◆ Your goal ◆
Copy the records below word for word, leaving out nothing.

- Opening Delimiter -

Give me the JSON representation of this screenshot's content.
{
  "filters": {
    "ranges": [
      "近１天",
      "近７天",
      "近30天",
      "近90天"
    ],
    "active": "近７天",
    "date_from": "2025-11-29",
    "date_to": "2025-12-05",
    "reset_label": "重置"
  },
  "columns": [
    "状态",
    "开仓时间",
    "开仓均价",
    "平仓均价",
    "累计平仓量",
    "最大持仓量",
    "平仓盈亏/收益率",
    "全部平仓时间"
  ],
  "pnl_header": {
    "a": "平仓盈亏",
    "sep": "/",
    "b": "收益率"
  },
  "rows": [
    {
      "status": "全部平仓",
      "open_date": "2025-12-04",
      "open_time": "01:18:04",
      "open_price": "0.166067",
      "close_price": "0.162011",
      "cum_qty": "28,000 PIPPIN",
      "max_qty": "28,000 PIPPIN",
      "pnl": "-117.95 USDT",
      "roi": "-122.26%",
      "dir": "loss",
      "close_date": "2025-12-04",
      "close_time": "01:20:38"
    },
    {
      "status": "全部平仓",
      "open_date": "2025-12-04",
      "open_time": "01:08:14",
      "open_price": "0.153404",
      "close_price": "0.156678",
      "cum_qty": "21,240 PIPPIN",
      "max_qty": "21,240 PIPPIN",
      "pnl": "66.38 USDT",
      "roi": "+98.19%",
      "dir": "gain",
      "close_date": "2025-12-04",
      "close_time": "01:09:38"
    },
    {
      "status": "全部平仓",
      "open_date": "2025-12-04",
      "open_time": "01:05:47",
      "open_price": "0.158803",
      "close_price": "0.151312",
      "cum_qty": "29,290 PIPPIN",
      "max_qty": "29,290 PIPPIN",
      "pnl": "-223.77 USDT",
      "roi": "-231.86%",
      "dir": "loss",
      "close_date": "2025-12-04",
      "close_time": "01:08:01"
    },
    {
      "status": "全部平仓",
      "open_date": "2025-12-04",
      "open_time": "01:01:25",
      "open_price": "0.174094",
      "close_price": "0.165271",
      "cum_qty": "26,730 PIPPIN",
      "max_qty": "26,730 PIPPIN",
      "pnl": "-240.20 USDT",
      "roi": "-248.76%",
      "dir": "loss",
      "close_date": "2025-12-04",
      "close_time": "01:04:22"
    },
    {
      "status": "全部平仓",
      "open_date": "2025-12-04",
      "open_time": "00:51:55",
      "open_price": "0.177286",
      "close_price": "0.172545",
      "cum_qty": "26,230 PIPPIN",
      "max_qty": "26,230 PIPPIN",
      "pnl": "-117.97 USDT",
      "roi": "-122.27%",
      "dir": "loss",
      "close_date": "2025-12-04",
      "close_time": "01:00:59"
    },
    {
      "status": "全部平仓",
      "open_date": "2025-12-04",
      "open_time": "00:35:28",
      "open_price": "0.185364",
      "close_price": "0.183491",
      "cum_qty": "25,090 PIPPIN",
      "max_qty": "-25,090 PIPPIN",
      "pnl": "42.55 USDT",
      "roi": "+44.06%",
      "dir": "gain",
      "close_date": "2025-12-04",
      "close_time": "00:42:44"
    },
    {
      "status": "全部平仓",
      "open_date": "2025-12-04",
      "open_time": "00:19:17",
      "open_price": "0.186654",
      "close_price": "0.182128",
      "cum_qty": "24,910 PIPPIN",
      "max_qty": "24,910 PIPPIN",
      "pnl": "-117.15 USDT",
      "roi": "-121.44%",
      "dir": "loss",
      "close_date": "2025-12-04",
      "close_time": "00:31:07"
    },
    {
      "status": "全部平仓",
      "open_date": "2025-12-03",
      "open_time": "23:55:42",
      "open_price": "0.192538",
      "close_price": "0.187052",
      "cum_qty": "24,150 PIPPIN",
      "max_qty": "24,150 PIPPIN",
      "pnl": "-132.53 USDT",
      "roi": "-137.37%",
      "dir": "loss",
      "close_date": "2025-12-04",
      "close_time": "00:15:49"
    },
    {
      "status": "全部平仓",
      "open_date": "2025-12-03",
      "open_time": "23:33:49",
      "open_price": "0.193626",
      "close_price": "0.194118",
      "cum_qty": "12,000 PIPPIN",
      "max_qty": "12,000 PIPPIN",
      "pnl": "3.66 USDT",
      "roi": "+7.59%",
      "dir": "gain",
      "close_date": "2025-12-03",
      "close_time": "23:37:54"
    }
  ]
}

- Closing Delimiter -

◆ Your response ◆
Give me the JSON representation of this screenshot's content.
{
  "filters": {
    "ranges": [
      "近１天",
      "近７天",
      "近30天",
      "近90天"
    ],
    "active": "近７天",
    "date_from": "2025-11-29",
    "date_to": "2025-12-05",
    "reset_label": "重置"
  },
  "columns": [
    "状态",
    "开仓时间",
    "开仓均价",
    "平仓均价",
    "累计平仓量",
    "最大持仓量",
    "平仓盈亏/收益率",
    "全部平仓时间"
  ],
  "pnl_header": {
    "a": "平仓盈亏",
    "sep": "/",
    "b": "收益率"
  },
  "rows": [
    {
      "status": "全部平仓",
      "open_date": "2025-12-04",
      "open_time": "01:18:04",
      "open_price": "0.166067",
      "close_price": "0.162011",
      "cum_qty": "28,000 PIPPIN",
      "max_qty": "28,000 PIPPIN",
      "pnl": "-117.95 USDT",
      "roi": "-122.26%",
      "dir": "loss",
      "close_date": "2025-12-04",
      "close_time": "01:20:38"
    },
    {
      "status": "全部平仓",
      "open_date": "2025-12-04",
      "open_time": "01:08:14",
      "open_price": "0.153404",
      "close_price": "0.156678",
      "cum_qty": "21,240 PIPPIN",
      "max_qty": "21,240 PIPPIN",
      "pnl": "66.38 USDT",
      "roi": "+98.19%",
      "dir": "gain",
      "close_date": "2025-12-04",
      "close_time": "01:09:38"
    },
    {
      "status": "全部平仓",
      "open_date": "2025-12-04",
      "open_time": "01:05:47",
      "open_price": "0.158803",
      "close_price": "0.151312",
      "cum_qty": "29,290 PIPPIN",
      "max_qty": "29,290 PIPPIN",
      "pnl": "-223.77 USDT",
      "roi": "-231.86%",
      "dir": "loss",
      "close_date": "2025-12-04",
      "close_time": "01:08:01"
    },
    {
      "status": "全部平仓",
      "open_date": "2025-12-04",
      "open_time": "01:01:25",
      "open_price": "0.174094",
      "close_price": "0.165271",
      "cum_qty": "26,730 PIPPIN",
      "max_qty": "26,730 PIPPIN",
      "pnl": "-240.20 USDT",
      "roi": "-248.76%",
      "dir": "loss",
      "close_date": "2025-12-04",
      "close_time": "01:04:22"
    },
    {
      "status": "全部平仓",
      "open_date": "2025-12-04",
      "open_time": "00:51:55",
      "open_price": "0.177286",
      "close_price": "0.172545",
      "cum_qty": "26,230 PIPPIN",
      "max_qty": "26,230 PIPPIN",
      "pnl": "-117.97 USDT",
      "roi": "-122.27%",
      "dir": "loss",
      "close_date": "2025-12-04",
      "close_time": "01:00:59"
    },
    {
      "status": "全部平仓",
      "open_date": "2025-12-04",
      "open_time": "00:35:28",
      "open_price": "0.185364",
      "close_price": "0.183491",
      "cum_qty": "25,090 PIPPIN",
      "max_qty": "-25,090 PIPPIN",
      "pnl": "42.55 USDT",
      "roi": "+44.06%",
      "dir": "gain",
      "close_date": "2025-12-04",
      "close_time": "00:42:44"
    },
    {
      "status": "全部平仓",
      "open_date": "2025-12-04",
      "open_time": "00:19:17",
      "open_price": "0.186654",
      "close_price": "0.182128",
      "cum_qty": "24,910 PIPPIN",
      "max_qty": "24,910 PIPPIN",
      "pnl": "-117.15 USDT",
      "roi": "-121.44%",
      "dir": "loss",
      "close_date": "2025-12-04",
      "close_time": "00:31:07"
    },
    {
      "status": "全部平仓",
      "open_date": "2025-12-03",
      "open_time": "23:55:42",
      "open_price": "0.192538",
      "close_price": "0.187052",
      "cum_qty": "24,150 PIPPIN",
      "max_qty": "24,150 PIPPIN",
      "pnl": "-132.53 USDT",
      "roi": "-137.37%",
      "dir": "loss",
      "close_date": "2025-12-04",
      "close_time": "00:15:49"
    },
    {
      "status": "全部平仓",
      "open_date": "2025-12-03",
      "open_time": "23:33:49",
      "open_price": "0.193626",
      "close_price": "0.194118",
      "cum_qty": "12,000 PIPPIN",
      "max_qty": "12,000 PIPPIN",
      "pnl": "3.66 USDT",
      "roi": "+7.59%",
      "dir": "gain",
      "close_date": "2025-12-03",
      "close_time": "23:37:54"
    }
  ]
}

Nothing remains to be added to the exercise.